Records provided

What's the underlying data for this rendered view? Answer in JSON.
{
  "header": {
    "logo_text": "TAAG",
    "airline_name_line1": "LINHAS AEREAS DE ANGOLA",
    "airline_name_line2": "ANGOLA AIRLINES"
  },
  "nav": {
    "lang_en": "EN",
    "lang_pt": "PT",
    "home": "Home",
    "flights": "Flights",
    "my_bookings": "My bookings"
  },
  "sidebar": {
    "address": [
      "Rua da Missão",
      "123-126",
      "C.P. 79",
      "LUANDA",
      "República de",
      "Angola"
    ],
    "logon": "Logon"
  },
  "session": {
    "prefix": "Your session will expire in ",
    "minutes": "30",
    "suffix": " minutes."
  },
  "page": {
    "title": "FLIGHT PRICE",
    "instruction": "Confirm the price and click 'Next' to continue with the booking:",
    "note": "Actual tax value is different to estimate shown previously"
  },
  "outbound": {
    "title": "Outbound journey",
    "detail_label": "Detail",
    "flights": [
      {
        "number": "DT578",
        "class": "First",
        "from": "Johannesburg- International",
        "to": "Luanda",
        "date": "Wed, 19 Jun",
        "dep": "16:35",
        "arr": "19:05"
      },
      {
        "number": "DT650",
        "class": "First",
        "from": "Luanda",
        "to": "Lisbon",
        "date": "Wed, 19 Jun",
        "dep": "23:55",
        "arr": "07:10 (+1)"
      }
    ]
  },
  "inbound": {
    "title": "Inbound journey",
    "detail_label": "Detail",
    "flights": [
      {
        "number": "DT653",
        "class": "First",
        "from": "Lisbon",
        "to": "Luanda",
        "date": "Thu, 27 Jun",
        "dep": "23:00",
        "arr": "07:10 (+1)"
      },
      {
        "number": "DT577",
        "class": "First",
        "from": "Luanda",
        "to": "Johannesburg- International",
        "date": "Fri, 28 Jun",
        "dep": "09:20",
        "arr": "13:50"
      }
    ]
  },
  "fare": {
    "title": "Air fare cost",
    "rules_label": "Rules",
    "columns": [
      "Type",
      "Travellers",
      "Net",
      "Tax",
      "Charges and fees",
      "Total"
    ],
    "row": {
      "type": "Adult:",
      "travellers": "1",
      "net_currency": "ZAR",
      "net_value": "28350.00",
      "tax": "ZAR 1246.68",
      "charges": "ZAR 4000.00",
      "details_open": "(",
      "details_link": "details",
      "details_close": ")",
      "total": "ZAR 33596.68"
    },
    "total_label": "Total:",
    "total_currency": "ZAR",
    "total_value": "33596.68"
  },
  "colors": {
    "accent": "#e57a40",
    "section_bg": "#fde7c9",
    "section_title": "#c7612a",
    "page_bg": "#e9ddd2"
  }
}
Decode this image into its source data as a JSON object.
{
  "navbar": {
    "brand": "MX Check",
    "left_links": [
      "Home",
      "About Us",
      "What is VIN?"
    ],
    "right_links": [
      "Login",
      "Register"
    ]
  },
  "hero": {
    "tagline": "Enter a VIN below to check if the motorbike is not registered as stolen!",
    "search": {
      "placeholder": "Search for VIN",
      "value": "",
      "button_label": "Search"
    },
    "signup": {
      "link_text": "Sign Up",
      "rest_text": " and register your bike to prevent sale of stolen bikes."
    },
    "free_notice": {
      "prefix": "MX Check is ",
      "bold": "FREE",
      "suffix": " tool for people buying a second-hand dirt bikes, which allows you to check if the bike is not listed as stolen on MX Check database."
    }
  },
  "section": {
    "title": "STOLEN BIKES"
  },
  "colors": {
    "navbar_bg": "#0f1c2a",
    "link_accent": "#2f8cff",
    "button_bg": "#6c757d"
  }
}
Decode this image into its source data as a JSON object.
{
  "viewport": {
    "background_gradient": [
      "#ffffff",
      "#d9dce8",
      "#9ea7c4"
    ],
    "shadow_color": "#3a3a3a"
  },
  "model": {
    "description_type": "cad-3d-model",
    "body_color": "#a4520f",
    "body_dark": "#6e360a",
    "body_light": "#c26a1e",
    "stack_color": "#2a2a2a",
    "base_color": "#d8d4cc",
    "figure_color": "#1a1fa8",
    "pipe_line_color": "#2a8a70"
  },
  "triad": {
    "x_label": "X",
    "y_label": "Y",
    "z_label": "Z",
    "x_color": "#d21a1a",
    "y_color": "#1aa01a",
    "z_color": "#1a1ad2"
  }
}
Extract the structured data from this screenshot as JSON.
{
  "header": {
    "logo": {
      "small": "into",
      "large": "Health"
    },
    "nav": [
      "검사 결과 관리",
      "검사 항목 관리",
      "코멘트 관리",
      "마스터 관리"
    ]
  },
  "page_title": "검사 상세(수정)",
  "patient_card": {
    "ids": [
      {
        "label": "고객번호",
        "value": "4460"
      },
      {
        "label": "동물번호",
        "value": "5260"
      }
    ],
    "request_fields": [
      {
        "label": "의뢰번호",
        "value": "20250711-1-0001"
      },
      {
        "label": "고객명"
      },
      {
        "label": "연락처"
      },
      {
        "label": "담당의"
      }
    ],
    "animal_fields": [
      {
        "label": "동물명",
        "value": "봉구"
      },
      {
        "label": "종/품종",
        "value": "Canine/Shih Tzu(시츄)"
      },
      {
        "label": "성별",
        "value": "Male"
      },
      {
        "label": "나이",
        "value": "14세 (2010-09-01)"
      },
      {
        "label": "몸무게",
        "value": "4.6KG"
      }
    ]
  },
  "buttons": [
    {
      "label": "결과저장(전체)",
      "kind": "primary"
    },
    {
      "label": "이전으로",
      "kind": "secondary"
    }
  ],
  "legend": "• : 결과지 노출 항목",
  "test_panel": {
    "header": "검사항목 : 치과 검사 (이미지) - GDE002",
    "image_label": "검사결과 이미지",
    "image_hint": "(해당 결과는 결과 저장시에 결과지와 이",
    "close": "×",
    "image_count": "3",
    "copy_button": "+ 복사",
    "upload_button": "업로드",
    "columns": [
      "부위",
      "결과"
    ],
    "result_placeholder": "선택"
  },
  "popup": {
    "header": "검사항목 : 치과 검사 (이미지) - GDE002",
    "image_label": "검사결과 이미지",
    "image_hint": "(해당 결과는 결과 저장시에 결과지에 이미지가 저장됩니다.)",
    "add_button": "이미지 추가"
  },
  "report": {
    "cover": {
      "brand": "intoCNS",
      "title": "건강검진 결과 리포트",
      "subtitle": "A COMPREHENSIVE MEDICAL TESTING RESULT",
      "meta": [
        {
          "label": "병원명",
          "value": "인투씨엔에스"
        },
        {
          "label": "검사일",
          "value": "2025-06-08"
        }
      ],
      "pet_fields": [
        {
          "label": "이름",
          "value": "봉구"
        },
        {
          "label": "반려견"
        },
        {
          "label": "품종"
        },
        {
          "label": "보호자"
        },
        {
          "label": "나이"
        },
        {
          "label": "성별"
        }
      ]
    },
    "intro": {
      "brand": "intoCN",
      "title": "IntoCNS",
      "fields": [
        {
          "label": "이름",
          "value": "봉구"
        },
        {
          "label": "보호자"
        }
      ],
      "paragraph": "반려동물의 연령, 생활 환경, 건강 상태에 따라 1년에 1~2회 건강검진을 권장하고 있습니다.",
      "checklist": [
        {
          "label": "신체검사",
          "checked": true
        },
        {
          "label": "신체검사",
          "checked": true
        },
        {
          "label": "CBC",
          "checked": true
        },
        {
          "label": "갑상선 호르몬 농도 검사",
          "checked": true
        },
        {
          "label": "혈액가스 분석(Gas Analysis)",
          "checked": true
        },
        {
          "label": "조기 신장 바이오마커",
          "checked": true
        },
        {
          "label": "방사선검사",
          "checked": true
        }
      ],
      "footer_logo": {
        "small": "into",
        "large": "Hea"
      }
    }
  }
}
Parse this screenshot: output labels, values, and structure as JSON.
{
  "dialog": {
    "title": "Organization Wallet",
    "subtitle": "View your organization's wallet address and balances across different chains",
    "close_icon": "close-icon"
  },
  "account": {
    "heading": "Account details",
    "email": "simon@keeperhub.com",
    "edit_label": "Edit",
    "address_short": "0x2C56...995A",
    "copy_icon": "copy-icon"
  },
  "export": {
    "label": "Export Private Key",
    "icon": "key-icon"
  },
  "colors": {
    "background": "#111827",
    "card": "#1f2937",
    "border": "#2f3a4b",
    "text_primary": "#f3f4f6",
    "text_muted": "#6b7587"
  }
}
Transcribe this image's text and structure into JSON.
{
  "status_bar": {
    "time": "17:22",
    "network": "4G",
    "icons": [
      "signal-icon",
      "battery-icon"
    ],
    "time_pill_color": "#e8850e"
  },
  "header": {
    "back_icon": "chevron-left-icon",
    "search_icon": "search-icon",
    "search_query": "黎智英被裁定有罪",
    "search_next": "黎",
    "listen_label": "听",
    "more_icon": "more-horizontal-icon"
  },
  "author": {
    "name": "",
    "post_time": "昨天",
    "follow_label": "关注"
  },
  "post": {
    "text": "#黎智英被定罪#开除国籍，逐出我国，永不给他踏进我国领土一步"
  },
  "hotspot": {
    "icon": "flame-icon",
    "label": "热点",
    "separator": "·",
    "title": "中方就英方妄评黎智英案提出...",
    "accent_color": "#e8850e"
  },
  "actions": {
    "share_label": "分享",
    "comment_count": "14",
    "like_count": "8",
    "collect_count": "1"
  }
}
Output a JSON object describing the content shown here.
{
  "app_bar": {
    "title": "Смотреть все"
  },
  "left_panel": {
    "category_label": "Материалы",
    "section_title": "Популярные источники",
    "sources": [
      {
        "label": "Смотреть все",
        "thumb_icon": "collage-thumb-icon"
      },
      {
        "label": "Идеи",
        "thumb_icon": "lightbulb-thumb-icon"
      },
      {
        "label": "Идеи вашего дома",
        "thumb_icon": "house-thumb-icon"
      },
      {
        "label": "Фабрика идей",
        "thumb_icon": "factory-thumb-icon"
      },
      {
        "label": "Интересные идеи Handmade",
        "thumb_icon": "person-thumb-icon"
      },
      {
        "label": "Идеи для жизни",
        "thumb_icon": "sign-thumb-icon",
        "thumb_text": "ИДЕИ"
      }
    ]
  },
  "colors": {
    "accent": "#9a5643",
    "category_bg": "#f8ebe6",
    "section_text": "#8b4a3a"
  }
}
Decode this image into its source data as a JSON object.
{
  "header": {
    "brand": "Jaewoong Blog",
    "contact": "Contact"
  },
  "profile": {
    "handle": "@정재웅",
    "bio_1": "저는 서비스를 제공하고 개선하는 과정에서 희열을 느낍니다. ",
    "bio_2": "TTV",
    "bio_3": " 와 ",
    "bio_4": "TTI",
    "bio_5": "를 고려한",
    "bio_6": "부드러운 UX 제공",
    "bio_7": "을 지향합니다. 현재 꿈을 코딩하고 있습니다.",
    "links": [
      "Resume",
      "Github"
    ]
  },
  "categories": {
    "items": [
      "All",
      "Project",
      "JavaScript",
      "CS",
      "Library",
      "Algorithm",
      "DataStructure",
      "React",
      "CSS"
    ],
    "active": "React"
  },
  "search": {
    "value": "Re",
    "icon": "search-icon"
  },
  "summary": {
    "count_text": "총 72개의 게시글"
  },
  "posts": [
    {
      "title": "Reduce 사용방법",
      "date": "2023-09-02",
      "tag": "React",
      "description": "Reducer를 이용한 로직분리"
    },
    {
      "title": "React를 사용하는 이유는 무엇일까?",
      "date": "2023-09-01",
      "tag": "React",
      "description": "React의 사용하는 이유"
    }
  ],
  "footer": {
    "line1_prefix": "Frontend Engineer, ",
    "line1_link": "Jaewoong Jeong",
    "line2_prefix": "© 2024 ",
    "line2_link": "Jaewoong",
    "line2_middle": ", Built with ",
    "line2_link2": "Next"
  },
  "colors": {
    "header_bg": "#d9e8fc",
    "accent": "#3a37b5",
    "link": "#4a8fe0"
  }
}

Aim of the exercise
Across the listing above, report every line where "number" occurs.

Answer section
        "number": "DT578",
        "number": "DT650",
        "number": "DT653",
        "number": "DT577",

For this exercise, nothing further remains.